13 May, 2021 WORDS BY TAMMY WALTERS
The new documentary explores how children with disabilities are treated within the healthcare and education systems.
What Was It Like? sees eight filmmakers with intellectual disabilities interview their parents about their story and experience of what it was like when doctors delivered the news of their diagnosis.
“They’re asking them about what they were told when they were born, what the doctors said when they were diagnosed, and they also ask them what it was like in other stages of their childhood development when they were told about their diagnosis of disability,” explains Clay-Smith.
“The goal of the documentary is to expose the impact of how ableism in the medical system and in the education system, and in these systems that we entrust our kids, really deeply and profoundly can impact and traumatise families.”
In these raw, emotionally charged conversations, families reveal how deeply misguided, dismissive, unempathetic and traumatic their treatment from health care professionals, doctors and specialist consultants was, reducing human life down to a category division: normal vs abnormal.
“It was so hard to hear certain things from their doctors and educators assuming what their child was going to be capable of and basically saying horrible things about their child, which turned out not be true in the slightest,” Clay-Smith says.
“[Through this process, parents] actually found that they weren’t alone and that their stories were similar in what they experienced and the conversations they had.
“There was a little bit of restoration in the experience, maybe healing if you like, but it was raw. The families and the filmmakers were deeply passionate about using their story to shine a light on this issue, so it was quite incredible to watch their bravery and their vulnerability.”
While the interviewees all sit within the mid-20 to early 30 age bracket, this experience is still current, with medical and educational systems still operating under the same delivery methods, using the hurtful language, implying negative connotations around genetic configurations, and ultimately building and assuming parameters around individuals’ abilities.
“The sad thing is nothing has really changed. These stories are still around even now. Families of younger children and babies still get told worst-case scenario prognosis’ that diminish the expectations for that person’s life completely.
“Even just in the medical system when you are or when you are looking to get pregnant, the language around, ‘Your baby is normal’ or, ‘We’re looking for abnormalities’ – that language is so present and so very entrenched and engrained, and it filters into then if a child with disability is born predicting what that person is capable of or what they person cannot do,” Clay-Smith reveals.
“We can do this a different way and it’s important we do, because the long-term impact of these conversations with doctors is very traumatic on families and often wasn’t warranted.”
Funded by Shark Island Institute and directed and produced through her inclusive production company Bus Stop Films, which boasts a rich roster of filmmakers, actors, and producers with intellectual disabilities, What Was It Like? aims to spark a conversation around the diagnosis process in medical and educations systems, ultimately leading to a well overdue change.
The topic of exploration stems from her integrated professional and personal relationship with people living with disabilities. Clay-Smith has delved into the social and humanitarian issues pertaining to the disability section throughout her filmography.

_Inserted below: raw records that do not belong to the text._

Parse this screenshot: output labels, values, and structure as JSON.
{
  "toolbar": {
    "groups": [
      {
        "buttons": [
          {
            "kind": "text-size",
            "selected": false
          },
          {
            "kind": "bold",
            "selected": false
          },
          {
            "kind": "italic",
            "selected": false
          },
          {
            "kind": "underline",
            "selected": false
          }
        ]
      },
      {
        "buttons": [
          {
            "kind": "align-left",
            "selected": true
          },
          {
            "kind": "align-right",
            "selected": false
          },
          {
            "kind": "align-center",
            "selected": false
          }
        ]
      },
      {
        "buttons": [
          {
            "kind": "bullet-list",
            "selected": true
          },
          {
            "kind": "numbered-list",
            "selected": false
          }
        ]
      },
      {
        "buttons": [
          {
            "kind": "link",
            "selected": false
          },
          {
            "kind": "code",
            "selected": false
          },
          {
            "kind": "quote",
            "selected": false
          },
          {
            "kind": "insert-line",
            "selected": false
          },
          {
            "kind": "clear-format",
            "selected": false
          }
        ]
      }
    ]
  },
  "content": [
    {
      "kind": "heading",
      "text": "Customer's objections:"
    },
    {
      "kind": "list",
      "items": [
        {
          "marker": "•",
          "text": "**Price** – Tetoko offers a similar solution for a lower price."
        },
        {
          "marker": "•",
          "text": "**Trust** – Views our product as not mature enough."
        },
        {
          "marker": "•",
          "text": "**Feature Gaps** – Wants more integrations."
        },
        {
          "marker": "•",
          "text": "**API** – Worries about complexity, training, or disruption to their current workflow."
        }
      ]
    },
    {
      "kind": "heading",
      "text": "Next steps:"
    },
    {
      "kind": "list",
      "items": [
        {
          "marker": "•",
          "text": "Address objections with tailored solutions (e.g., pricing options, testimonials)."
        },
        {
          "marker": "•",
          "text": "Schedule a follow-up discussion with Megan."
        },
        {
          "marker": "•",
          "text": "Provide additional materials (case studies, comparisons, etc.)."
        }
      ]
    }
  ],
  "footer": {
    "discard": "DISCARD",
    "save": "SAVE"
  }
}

From SBS On Demand mini-series Perspective Shift, Beautiful and Inclusion Makes The World More Vibrant topics of social segregation, inclusion in the workplace, inclusion in school and education, physical access, and opportunity barriers have been highlighted.
“I’ve had very strong relationships with people in disability for over 13-14 years now, forging strong friendships and working relationships through filmmaking and have been an ally, and hopefully a good ally, to people with disabilities, specifically people with intellectual disabilities,” she says.
“I’ve heard so many stories around these issues and it’s been on my mind for a long time to create a film where we can expose this issue and prove that the ‘issue’ doesn’t have to be an issue and we can change the attitudes, language and perceptions in these industries that have a major impact on our lives, both medical and education.”
With St Kilda Film Festival serving as the platform for premiering What Was It Like?, Clay-Smith, the filmmakers, and their families are excited to share their story with a wide Australian and international audience across the festival’s digital screening platform.
“We didn’t set out to make it so nobody would see it. We want as many people to see it as possible and to hear the stories. It’s a really wonderful opportunity to be featured in St Kilda.
“I really hope it makes people think differently and I hope it encourages that might have had the same experiences, that they are not alone and I hope people start robust conversations around why we have a medical and education system that underestimates people with disability”